[Records for this task — start]

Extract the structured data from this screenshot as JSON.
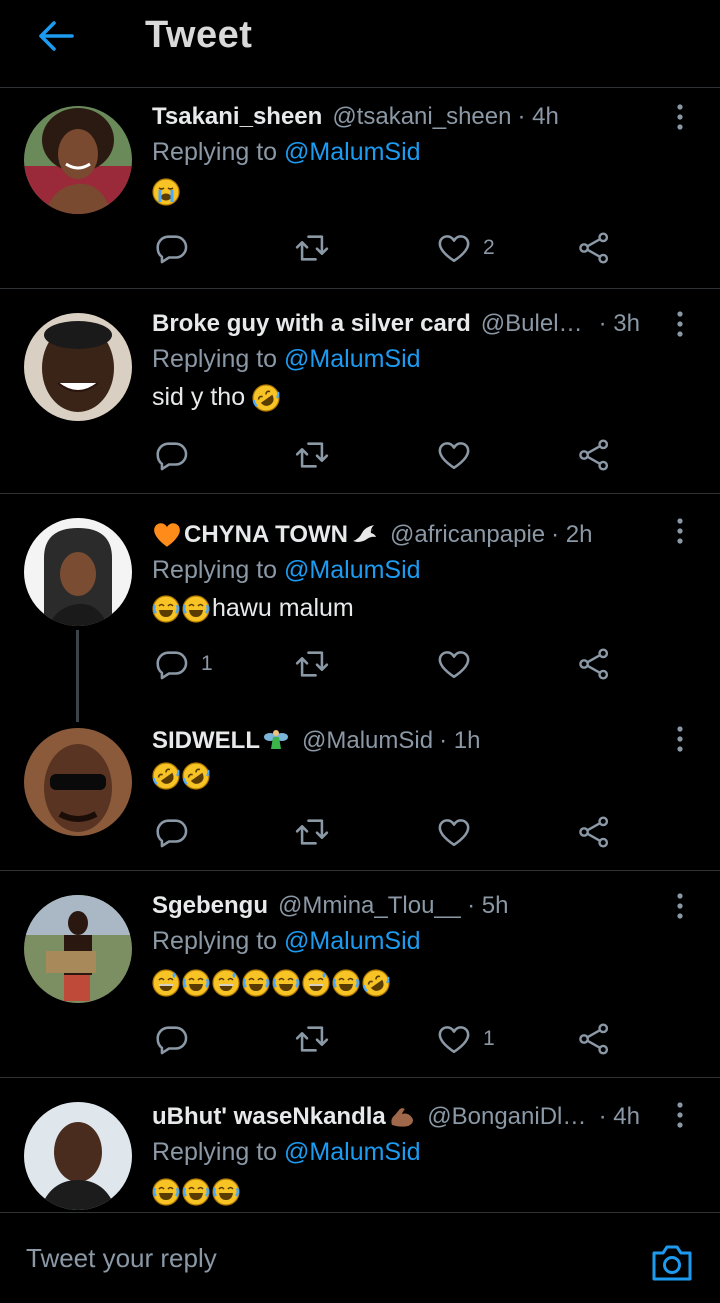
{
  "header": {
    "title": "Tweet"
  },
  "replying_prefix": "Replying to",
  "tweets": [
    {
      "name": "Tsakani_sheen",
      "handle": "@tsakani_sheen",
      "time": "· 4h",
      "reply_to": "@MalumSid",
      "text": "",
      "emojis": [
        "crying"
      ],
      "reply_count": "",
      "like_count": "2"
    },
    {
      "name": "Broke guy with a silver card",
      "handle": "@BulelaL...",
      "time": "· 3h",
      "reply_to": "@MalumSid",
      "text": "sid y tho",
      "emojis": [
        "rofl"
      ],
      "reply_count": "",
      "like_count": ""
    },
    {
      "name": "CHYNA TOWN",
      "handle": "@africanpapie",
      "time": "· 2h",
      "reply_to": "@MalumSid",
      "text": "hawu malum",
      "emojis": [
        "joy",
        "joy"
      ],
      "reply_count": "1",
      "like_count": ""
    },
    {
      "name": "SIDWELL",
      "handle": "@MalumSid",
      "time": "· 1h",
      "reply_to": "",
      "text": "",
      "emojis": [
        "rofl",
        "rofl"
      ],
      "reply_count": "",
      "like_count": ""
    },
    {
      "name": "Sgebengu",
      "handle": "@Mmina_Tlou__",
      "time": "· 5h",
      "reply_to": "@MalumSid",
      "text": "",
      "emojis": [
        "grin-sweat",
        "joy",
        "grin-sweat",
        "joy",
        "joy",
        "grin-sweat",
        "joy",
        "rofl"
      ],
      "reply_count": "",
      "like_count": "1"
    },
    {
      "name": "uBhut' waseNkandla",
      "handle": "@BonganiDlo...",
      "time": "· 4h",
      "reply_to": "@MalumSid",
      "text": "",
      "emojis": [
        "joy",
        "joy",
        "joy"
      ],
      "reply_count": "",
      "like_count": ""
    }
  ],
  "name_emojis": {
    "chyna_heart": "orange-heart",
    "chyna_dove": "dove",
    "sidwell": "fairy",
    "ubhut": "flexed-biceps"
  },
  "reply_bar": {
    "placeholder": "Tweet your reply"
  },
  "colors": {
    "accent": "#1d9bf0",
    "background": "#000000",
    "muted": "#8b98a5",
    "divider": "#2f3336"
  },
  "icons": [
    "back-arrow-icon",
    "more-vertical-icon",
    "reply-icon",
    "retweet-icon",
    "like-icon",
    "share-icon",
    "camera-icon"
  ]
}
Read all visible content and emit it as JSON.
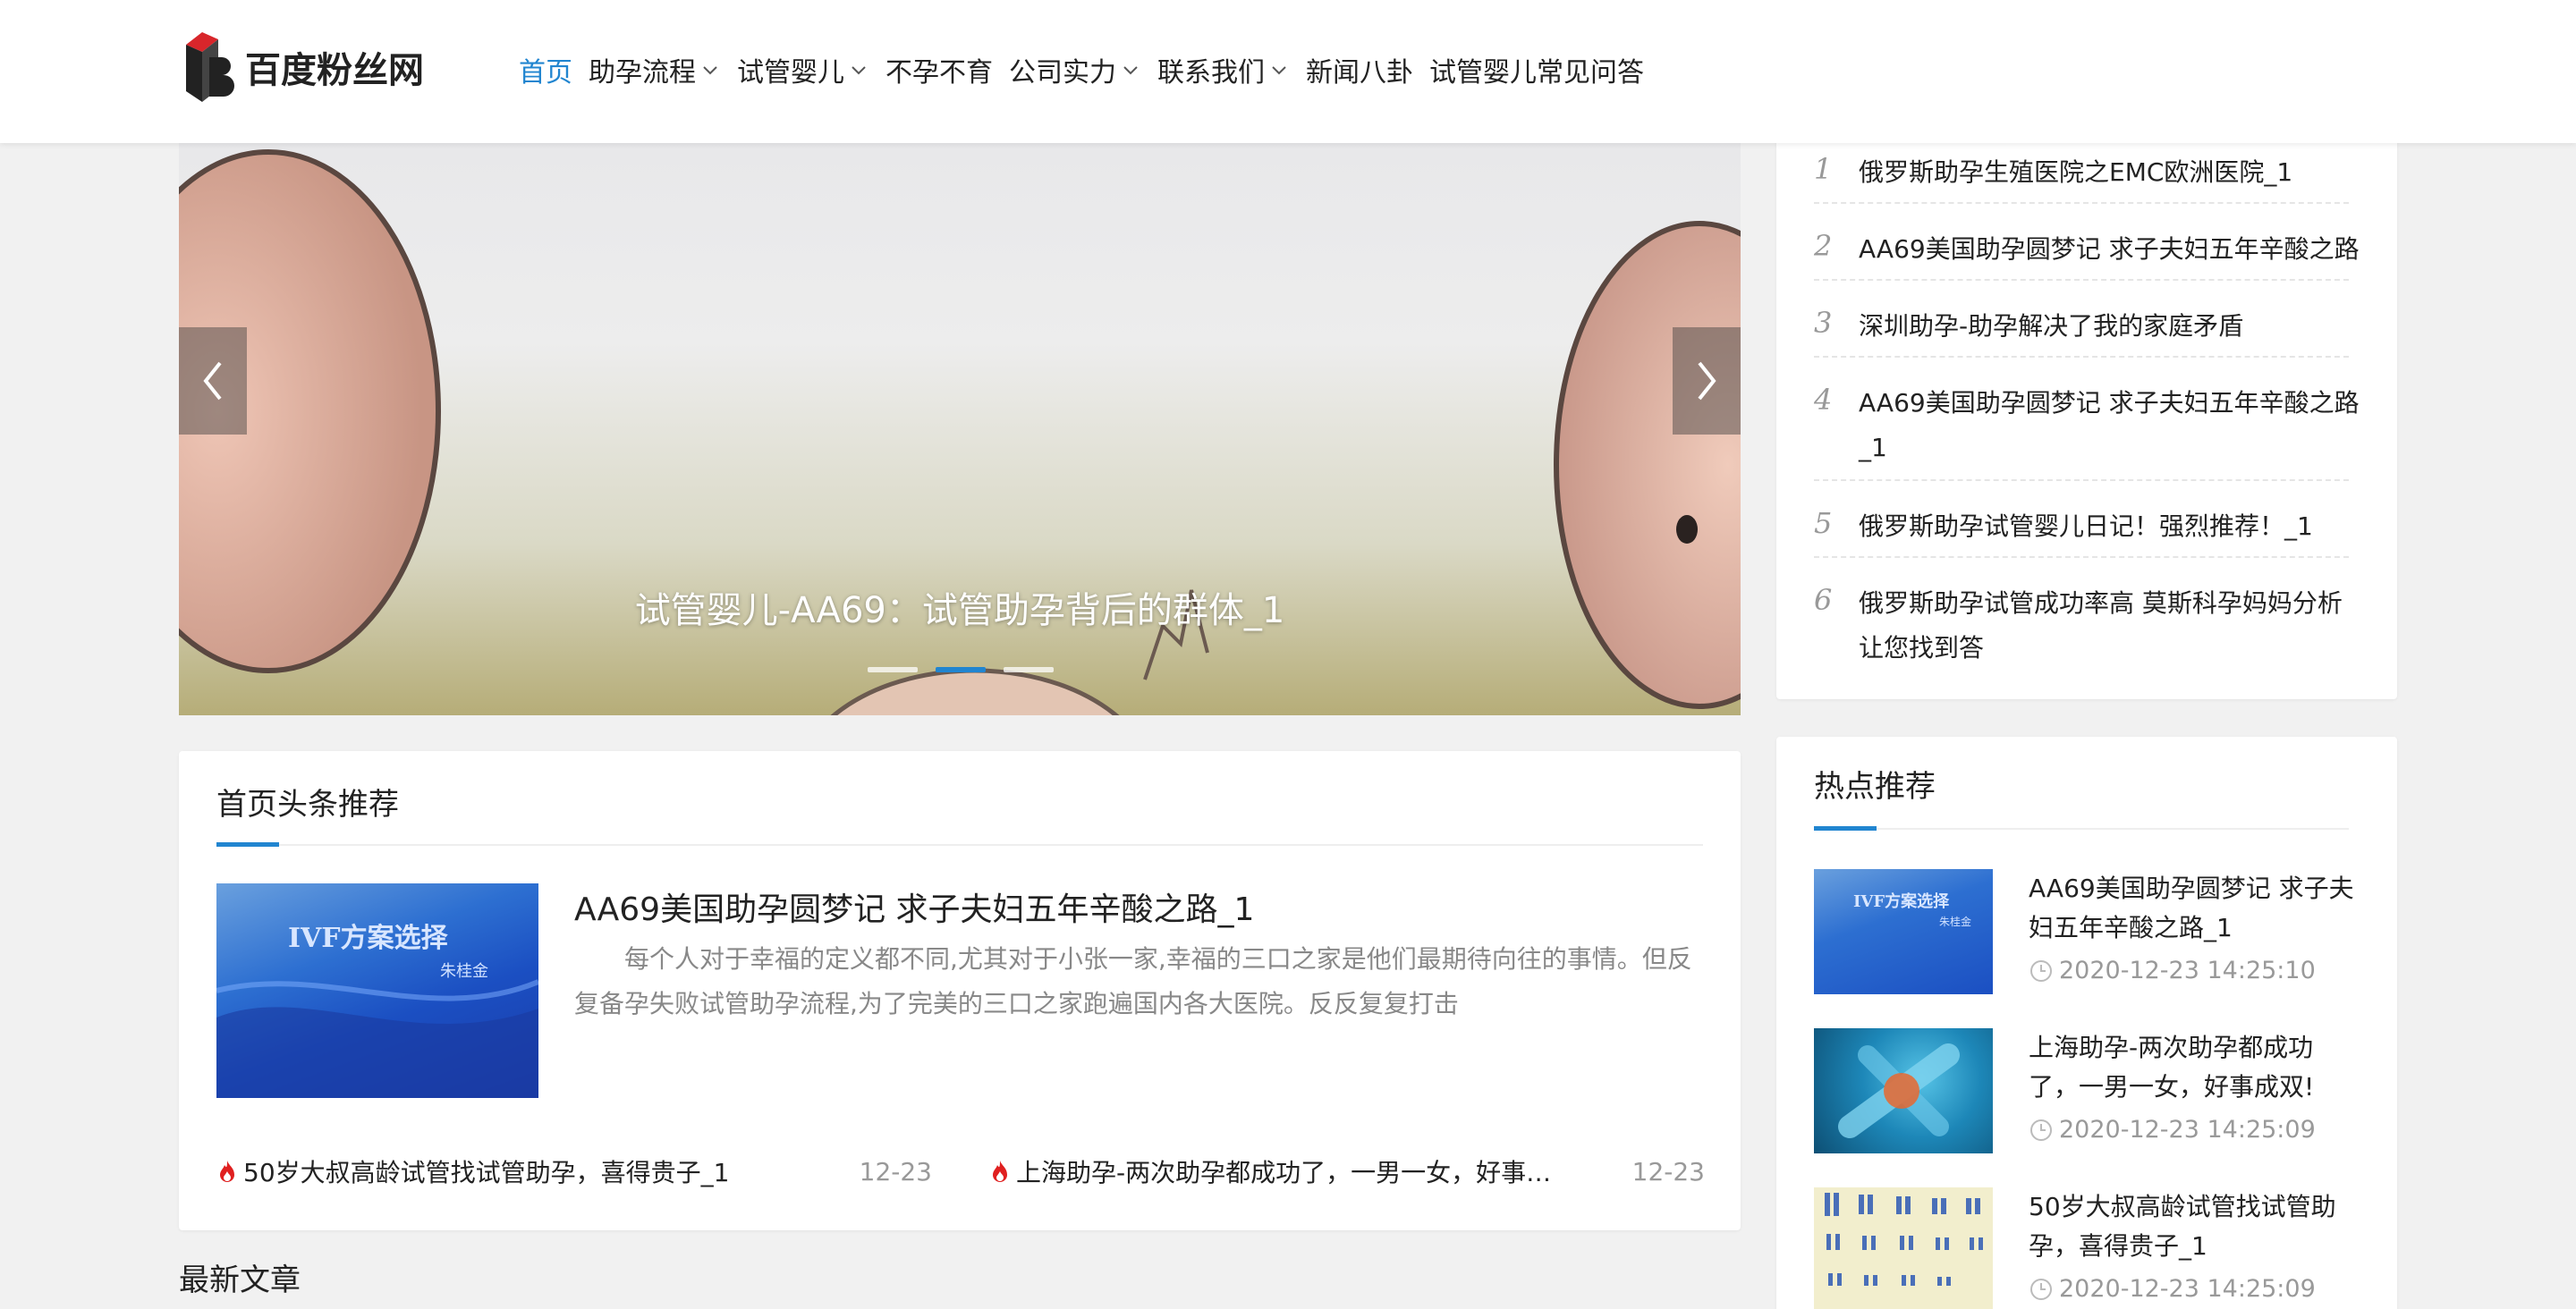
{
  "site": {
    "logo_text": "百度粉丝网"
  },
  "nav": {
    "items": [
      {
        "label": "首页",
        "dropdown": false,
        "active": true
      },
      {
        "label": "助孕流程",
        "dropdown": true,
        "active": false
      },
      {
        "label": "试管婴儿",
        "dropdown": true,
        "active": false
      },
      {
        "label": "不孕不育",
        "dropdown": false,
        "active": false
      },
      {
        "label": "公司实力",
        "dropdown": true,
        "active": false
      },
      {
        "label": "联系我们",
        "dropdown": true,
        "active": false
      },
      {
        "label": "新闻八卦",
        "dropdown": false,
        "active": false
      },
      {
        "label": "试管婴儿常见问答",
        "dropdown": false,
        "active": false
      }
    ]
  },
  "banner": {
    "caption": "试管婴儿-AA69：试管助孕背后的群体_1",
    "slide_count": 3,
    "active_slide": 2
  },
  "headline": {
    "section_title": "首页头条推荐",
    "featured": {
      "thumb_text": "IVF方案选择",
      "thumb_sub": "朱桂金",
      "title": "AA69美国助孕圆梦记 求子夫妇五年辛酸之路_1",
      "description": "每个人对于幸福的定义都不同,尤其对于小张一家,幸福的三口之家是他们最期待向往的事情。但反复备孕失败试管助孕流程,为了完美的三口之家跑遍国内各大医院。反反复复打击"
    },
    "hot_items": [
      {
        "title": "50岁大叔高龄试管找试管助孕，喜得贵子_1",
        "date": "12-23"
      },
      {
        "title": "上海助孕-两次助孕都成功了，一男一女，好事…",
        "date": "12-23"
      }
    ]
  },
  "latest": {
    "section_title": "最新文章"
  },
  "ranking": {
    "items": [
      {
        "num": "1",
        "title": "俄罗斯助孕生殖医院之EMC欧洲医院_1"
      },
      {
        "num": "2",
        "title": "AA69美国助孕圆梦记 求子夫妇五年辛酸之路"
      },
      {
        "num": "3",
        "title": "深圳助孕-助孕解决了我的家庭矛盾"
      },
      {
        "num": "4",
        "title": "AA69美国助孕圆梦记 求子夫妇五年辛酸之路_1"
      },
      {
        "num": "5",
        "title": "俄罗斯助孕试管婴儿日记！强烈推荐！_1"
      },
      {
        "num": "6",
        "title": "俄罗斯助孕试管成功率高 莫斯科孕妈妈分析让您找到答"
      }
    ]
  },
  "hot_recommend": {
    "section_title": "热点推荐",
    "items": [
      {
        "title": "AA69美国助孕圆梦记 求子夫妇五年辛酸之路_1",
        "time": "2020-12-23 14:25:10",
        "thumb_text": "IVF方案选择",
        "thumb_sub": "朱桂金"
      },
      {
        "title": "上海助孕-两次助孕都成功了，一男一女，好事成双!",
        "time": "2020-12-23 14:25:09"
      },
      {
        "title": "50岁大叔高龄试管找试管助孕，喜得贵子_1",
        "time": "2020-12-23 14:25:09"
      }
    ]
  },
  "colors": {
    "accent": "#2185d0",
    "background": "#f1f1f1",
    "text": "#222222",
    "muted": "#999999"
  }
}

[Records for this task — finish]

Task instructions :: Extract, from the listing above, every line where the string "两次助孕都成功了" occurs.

Task answer ::
        "title": "上海助孕-两次助孕都成功了，一男一女，好事…",
        "title": "上海助孕-两次助孕都成功了，一男一女，好事成双!",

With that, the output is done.